## [TASK ITEM]
Reproduce the closing run of lines below verbatim, from the line that contains "What data populates" up to and including the final line.

## [AVAILABLE DATA]
****

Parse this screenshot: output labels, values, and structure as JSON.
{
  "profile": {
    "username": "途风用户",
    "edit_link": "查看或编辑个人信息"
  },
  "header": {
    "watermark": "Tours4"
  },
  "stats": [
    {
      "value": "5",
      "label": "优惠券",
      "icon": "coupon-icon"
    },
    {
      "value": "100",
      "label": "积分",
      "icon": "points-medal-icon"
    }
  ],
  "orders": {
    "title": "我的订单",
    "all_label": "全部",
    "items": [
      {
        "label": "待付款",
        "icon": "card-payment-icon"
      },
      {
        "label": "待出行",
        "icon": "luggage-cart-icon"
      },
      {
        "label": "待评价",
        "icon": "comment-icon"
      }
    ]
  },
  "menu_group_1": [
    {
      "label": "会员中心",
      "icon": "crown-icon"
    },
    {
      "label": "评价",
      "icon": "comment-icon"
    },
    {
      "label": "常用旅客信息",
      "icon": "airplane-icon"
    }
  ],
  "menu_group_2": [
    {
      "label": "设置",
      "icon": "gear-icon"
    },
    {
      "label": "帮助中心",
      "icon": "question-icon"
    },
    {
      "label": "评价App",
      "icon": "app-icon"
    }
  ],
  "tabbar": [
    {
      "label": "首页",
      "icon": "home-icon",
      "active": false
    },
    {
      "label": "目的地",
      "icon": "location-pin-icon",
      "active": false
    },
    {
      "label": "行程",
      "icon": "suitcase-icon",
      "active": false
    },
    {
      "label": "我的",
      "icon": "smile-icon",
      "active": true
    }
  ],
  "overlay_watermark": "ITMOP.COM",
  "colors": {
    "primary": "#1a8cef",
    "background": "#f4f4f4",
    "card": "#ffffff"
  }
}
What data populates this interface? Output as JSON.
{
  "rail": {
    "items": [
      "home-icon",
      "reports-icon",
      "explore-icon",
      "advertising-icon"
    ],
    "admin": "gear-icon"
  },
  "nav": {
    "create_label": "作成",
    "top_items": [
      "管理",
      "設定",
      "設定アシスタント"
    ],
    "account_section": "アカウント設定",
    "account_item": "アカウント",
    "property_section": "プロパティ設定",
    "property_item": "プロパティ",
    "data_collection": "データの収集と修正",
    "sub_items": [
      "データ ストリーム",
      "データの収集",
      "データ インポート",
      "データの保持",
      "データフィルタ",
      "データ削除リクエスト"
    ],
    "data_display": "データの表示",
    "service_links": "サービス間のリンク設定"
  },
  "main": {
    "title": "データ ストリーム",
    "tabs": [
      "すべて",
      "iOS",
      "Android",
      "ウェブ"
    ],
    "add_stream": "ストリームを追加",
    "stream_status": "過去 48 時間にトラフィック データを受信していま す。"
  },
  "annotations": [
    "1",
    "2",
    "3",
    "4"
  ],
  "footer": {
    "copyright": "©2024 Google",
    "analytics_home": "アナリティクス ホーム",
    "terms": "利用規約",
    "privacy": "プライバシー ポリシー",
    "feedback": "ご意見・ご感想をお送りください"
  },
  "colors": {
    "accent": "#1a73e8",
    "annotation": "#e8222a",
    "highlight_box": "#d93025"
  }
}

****

## [EXPECTED OUTPUT]
What data populates this interface? Output as JSON.
{
  "rail": {
    "items": [
      "home-icon",
      "reports-icon",
      "explore-icon",
      "advertising-icon"
    ],
    "admin": "gear-icon"
  },
  "nav": {
    "create_label": "作成",
    "top_items": [
      "管理",
      "設定",
      "設定アシスタント"
    ],
    "account_section": "アカウント設定",
    "account_item": "アカウント",
    "property_section": "プロパティ設定",
    "property_item": "プロパティ",
    "data_collection": "データの収集と修正",
    "sub_items": [
      "データ ストリーム",
      "データの収集",
      "データ インポート",
      "データの保持",
      "データフィルタ",
      "データ削除リクエスト"
    ],
    "data_display": "データの表示",
    "service_links": "サービス間のリンク設定"
  },
  "main": {
    "title": "データ ストリーム",
    "tabs": [
      "すべて",
      "iOS",
      "Android",
      "ウェブ"
    ],
    "add_stream": "ストリームを追加",
    "stream_status": "過去 48 時間にトラフィック データを受信していま す。"
  },
  "annotations": [
    "1",
    "2",
    "3",
    "4"
  ],
  "footer": {
    "copyright": "©2024 Google",
    "analytics_home": "アナリティクス ホーム",
    "terms": "利用規約",
    "privacy": "プライバシー ポリシー",
    "feedback": "ご意見・ご感想をお送りください"
  },
  "colors": {
    "accent": "#1a73e8",
    "annotation": "#e8222a",
    "highlight_box": "#d93025"
  }
}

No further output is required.